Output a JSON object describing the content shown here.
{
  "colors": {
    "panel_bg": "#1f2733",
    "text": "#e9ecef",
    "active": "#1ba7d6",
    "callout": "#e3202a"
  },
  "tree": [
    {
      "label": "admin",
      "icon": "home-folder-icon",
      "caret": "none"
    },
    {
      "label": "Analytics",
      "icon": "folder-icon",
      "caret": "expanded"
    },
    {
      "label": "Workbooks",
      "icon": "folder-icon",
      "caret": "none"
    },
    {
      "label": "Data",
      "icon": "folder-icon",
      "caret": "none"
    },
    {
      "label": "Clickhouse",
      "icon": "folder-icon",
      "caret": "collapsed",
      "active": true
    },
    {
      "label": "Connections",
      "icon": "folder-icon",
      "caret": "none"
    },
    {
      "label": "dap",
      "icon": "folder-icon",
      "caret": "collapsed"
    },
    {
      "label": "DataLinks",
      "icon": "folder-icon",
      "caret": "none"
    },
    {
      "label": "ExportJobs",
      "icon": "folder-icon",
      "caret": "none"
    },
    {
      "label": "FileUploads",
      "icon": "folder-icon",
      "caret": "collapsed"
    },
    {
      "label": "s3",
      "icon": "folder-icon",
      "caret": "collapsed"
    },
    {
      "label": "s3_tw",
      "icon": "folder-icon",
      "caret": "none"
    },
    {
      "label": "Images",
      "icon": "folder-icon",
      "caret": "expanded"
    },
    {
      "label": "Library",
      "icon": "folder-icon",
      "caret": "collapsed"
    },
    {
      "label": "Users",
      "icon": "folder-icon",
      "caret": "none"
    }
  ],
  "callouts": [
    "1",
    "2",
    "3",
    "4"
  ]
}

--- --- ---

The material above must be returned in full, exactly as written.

Output a JSON object describing the content shown here.
{
  "colors": {
    "panel_bg": "#1f2733",
    "text": "#e9ecef",
    "active": "#1ba7d6",
    "callout": "#e3202a"
  },
  "tree": [
    {
      "label": "admin",
      "icon": "home-folder-icon",
      "caret": "none"
    },
    {
      "label": "Analytics",
      "icon": "folder-icon",
      "caret": "expanded"
    },
    {
      "label": "Workbooks",
      "icon": "folder-icon",
      "caret": "none"
    },
    {
      "label": "Data",
      "icon": "folder-icon",
      "caret": "none"
    },
    {
      "label": "Clickhouse",
      "icon": "folder-icon",
      "caret": "collapsed",
      "active": true
    },
    {
      "label": "Connections",
      "icon": "folder-icon",
      "caret": "none"
    },
    {
      "label": "dap",
      "icon": "folder-icon",
      "caret": "collapsed"
    },
    {
      "label": "DataLinks",
      "icon": "folder-icon",
      "caret": "none"
    },
    {
      "label": "ExportJobs",
      "icon": "folder-icon",
      "caret": "none"
    },
    {
      "label": "FileUploads",
      "icon": "folder-icon",
      "caret": "collapsed"
    },
    {
      "label": "s3",
      "icon": "folder-icon",
      "caret": "collapsed"
    },
    {
      "label": "s3_tw",
      "icon": "folder-icon",
      "caret": "none"
    },
    {
      "label": "Images",
      "icon": "folder-icon",
      "caret": "expanded"
    },
    {
      "label": "Library",
      "icon": "folder-icon",
      "caret": "collapsed"
    },
    {
      "label": "Users",
      "icon": "folder-icon",
      "caret": "none"
    }
  ],
  "callouts": [
    "1",
    "2",
    "3",
    "4"
  ]
}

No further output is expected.